Call an ophthalmologist to look at your eye, even if the injury seems minor. While a piece of shrapnel or a drop of a chemical getting in your eye may not seem like an evident risk at first, do not delay medical attention. Untreated eye injuries can get worse throughout time.
When dealing with every type of eye wound on the job site from heat, impact or radiation, avoid touching, rubbing and applying pressure. You should also never attempt to remove objects from your eye, no matter how small. Do not use ointment or medication until prescribed by a doctor.
Personal protective equipment can offer a range of various abilities — but with protective eyewear, there are specific types for different applications and eye dangers. For example, wear safety glasses with side shields when working around flying objects, dust or other particles. If your job requires constant exposure to chemicals, wear goggles to create suction around your eyes. Do you work with hazardous radiation like welding, lasers or fiber optics? Wear special-purpose safety glasses, face shields, goggles or helmets for superior protection.
When determining which eye gear is most suitable for your business and workers, make sure the products you buy are compliant with the ANSI Z87.1 standard and CCOHS regulations. CCOHS can provide you information on several types of lenses for specific welding, cutting, buffing, brazing and other operations. You should also have multiple styles available for people to choose, as some options may feel more comfortable than others.
Construction Fasteners and Tools Has All the Protective Eyewear You Need
Eye injury prevention is ideal to keep your workers safe from injuries which will keep your business remaining productive in the long run. Construction Fasteners and Tools offers the following products to ensure construction site safety.
- Magnifier glasses

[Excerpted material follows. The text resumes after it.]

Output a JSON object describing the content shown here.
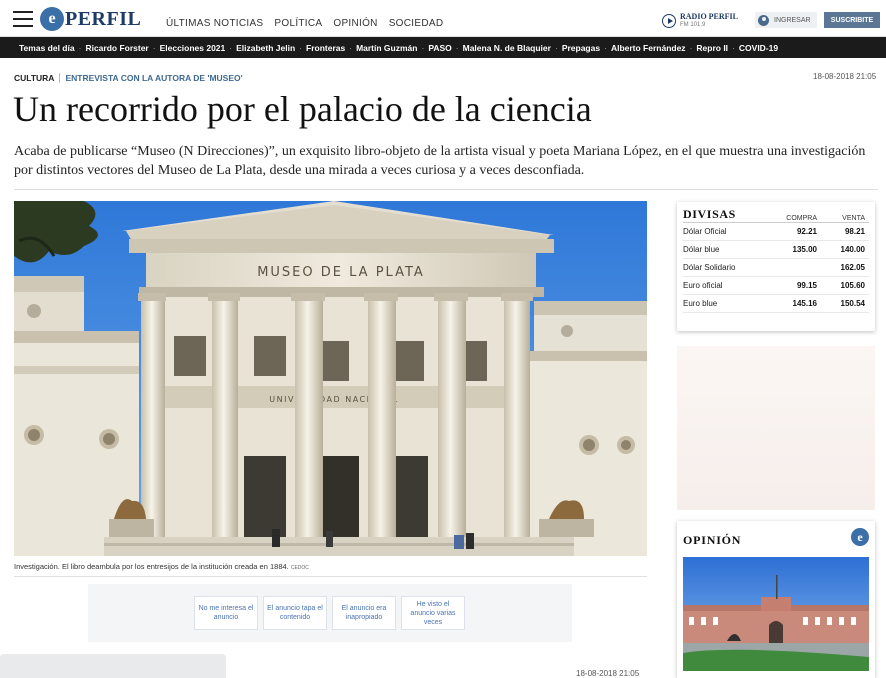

- Over prescription glasses
No matter if you are in an outside construction zone, a manufacturing setting or fabricating area, you need industrial safety glasses to protect your eyes.

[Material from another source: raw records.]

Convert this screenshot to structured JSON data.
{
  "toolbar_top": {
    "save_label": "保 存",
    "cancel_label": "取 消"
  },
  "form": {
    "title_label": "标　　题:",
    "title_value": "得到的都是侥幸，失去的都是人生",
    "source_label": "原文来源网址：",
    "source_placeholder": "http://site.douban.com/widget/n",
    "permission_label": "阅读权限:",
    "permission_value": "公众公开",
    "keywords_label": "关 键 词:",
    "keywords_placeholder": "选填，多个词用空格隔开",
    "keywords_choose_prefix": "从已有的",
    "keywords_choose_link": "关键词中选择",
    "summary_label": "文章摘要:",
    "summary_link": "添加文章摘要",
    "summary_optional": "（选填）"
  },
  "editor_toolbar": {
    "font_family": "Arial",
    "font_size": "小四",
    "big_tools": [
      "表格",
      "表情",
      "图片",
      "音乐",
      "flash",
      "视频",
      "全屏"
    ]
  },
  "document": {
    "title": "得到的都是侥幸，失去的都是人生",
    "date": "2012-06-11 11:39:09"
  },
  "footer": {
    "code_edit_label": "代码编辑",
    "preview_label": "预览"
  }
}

Construction Fasteners and Tools offers bulk buying options and savings when you buy our safety products. If your purchase is more than $200, we will ship your order for free. We also offer a 30-day return policy for your peace of mind.
We sell high-quality safety equipment to any industry seeking eye protection gear for their employees. Our extensive inventory of products on our easy-to-navigate website will help you find what you need. If you don’t, we will source the product for you.
Purchase all your necessary protective eyewear from Construction Fasteners and Tools or contact us with further questions. We treat everyone the same – from little guys to large corporations – so you can continue to remain productive and protect your workers no matter what the job is.